The Simple Life
No matter what the calendar says, the last day of summer is whatever day you choose. We chose yesterday, not to say there won't be another. But just in case yesterday was it. No matter what you like to do, golf, fish, hike, the last day of summer is what you make it.
There was all kinds of work to do, fall house cleaning, wood cutting, yard work the list never runs out, but why not just take a day to goof off, we thought.
I love going to the beach. I grew up visiting Gram Spencer and having wonderful memories of Lake Huron (even with all the rocks), tuna sandwiches, or peanut butter, or egg salad, and her famous cookies, with all the cousins. We must have made that cold water look like a small water spout, with all the churning, dunking and splashing. Ricky doesn't have those same beach memories, but now we make new ones.
Yesterday was in the low 70's, breezy and sunny. We packed up some hotdogs, potato salad, chocolate chip cookies and our charcoal and set out for one last day at lake Michigan. We were not disappointed. In fact, after stopping at a few last yard sales along the way, we found our way to the sandy dunes, only to find, much to our great surprise that we were the only ones who ventured out on the beach. There were not even any footprints. Usually we encounter people walking their dogs even on blustery days, but yesterday, we had the whole beach all to ourselves. I carried my book, but once we were there, I never even opened it. It was just too beautiful to miss for even a couple pages. Who needs drugs? This was a high I will carry with me as long as I live. The last day of summer, 2011. I lay on my blanket, closed my eyes, and just listened to the waves crashing for a while. That feeling of just being one with nature has healing powers I can't even describe. We drove on down the coast and then moseyed our way home, refreshed. Who knows, there may be one last day of summer left yet! In Michigan, you never know. All winter I will be able to conjure up the memory of that wonderful day.
Our apple trees were simply loaded this year. After last year and exactly 3, apples that the frost didn't kill, the apple trees along the roads are loaded. I see these apples, and though some think of them as deer bait, I see them as free fruit for winter.
If you have a food mill, its easy to can up a batch of applesauce for the pantry shelves.
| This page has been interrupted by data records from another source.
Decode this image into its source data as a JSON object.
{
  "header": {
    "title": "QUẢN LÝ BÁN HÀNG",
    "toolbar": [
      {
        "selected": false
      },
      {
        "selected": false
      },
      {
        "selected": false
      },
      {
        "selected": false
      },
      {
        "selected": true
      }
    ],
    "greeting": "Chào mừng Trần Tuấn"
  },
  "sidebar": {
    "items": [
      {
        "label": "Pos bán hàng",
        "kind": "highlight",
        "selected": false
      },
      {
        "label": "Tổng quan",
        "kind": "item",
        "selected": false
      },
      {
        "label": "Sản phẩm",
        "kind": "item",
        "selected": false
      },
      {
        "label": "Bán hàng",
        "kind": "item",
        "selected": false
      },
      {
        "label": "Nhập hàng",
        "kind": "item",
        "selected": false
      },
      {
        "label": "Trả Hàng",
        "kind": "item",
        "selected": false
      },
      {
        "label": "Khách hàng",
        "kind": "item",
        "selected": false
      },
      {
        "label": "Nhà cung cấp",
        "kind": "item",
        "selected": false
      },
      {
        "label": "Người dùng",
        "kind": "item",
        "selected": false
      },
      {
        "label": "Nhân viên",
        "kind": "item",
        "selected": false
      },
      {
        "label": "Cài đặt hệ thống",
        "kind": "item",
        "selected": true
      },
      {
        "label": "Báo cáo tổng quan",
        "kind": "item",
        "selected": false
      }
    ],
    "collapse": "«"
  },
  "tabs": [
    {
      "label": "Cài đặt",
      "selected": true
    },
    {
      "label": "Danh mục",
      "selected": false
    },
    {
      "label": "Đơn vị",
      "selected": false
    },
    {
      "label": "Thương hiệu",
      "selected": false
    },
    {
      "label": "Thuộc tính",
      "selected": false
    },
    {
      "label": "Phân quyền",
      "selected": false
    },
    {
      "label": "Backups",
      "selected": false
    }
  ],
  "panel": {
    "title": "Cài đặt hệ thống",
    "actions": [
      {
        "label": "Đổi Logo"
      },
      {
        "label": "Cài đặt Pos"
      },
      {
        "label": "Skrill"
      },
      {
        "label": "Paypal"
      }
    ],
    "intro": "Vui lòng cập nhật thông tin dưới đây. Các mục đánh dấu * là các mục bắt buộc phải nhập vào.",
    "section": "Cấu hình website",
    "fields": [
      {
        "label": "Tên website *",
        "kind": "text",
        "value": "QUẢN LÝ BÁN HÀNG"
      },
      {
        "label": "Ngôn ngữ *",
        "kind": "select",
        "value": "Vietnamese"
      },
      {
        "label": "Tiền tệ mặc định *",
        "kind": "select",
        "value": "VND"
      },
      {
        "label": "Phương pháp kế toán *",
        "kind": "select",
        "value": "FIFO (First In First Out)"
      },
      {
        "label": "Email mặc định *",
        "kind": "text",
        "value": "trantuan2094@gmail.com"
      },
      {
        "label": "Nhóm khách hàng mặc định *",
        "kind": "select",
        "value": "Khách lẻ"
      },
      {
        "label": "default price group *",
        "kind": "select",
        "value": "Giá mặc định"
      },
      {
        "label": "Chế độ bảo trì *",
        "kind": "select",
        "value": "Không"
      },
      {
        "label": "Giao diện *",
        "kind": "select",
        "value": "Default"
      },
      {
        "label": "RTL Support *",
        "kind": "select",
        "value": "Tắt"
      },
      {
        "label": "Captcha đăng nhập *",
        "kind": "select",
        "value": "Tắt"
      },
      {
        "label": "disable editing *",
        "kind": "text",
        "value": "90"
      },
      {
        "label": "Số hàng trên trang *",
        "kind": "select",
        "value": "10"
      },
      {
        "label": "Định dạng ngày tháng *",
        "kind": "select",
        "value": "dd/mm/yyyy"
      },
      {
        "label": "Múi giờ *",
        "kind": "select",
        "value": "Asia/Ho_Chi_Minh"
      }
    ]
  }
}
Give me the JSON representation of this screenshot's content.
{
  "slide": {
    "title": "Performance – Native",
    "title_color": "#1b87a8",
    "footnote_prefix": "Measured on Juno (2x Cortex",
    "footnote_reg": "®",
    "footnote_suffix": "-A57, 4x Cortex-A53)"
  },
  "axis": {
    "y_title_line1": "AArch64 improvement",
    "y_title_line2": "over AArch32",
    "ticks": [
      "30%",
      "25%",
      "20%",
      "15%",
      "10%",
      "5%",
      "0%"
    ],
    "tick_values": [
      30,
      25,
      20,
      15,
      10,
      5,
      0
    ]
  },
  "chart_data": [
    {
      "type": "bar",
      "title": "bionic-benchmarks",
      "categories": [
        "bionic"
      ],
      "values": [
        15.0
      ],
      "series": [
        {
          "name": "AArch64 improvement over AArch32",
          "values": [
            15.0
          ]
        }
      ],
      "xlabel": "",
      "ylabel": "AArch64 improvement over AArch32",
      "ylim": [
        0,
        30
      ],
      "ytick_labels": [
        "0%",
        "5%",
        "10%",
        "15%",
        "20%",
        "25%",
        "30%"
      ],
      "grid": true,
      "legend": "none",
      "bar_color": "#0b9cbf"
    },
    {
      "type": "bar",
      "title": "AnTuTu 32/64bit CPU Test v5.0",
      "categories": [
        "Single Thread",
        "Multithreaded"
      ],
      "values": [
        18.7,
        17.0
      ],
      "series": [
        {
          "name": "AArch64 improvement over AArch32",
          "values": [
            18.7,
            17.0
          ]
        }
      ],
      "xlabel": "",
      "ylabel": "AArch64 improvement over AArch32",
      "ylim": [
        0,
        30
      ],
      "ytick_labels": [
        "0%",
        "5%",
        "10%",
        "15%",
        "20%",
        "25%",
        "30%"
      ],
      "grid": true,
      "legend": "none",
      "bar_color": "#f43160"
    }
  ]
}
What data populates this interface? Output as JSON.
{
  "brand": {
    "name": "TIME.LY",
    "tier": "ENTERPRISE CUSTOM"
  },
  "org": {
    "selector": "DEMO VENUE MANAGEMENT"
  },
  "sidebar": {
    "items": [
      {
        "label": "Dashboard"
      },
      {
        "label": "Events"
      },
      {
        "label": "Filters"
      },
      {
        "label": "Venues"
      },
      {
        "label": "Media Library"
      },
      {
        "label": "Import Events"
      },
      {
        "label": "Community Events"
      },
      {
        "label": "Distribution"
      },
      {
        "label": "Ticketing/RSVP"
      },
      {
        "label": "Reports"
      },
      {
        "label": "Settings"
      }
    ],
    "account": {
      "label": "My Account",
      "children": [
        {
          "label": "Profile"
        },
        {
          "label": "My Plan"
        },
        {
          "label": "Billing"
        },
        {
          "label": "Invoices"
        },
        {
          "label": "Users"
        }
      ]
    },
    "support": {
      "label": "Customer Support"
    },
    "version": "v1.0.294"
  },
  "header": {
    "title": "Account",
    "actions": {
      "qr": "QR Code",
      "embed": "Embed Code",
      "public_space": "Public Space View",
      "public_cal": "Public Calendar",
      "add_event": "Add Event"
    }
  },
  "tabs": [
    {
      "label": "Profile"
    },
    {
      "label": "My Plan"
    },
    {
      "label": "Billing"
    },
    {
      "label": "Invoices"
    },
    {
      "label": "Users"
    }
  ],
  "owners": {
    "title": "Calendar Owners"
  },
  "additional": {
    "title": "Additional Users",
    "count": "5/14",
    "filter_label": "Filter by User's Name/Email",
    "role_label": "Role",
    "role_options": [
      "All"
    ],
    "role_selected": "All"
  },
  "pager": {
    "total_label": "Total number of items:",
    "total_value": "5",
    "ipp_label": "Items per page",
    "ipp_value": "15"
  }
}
I just slice in half, after rinsing and cook up a big pan-full, with a small amount of water. I can it up without sugar. These apples are so sweet, they probably don't need sugar at all, just a touch of cinnamon. Boil in the canner for a few minutes and they are all preserved for winter. Sliced apples, soaked in lemon water, or salt water can be frozen individually on a cookie sheet and then place in zip bags for pies. There's nothing like an apple pie deep in the middle of winter to remind you that summer is just a few moments away.
We burn wood. We don't order a truck full of logs, we just spend several days a year cutting wood where the trees have been logged and the paths need clearing. I think of it as tree recycling. The wood we burn is already dead and down. There are cords and cords of this wood to heat thousands of homes in Northern Michigan. Most of the people I talk to that have outdoor stoves seem to burn a lot more wood than we do. Our home is only about 1200 square feet, but we burn about 10 face cords a year and have plenty of well, almost free heat. We have bartered with neighbors for the privilege of cutting wood they will never use, like maybe snowplowing. We pack lots to drink and a picnic or snack and enjoy a nice cool fall day, rewarded by a nice load of firewood for next year. We always cut a year ahead. So, sharpen up those chainsaws and maybe even find a few friends who want to spend the day working together to fill sheds with winter heat, free from mother nature.
Keeping it simple,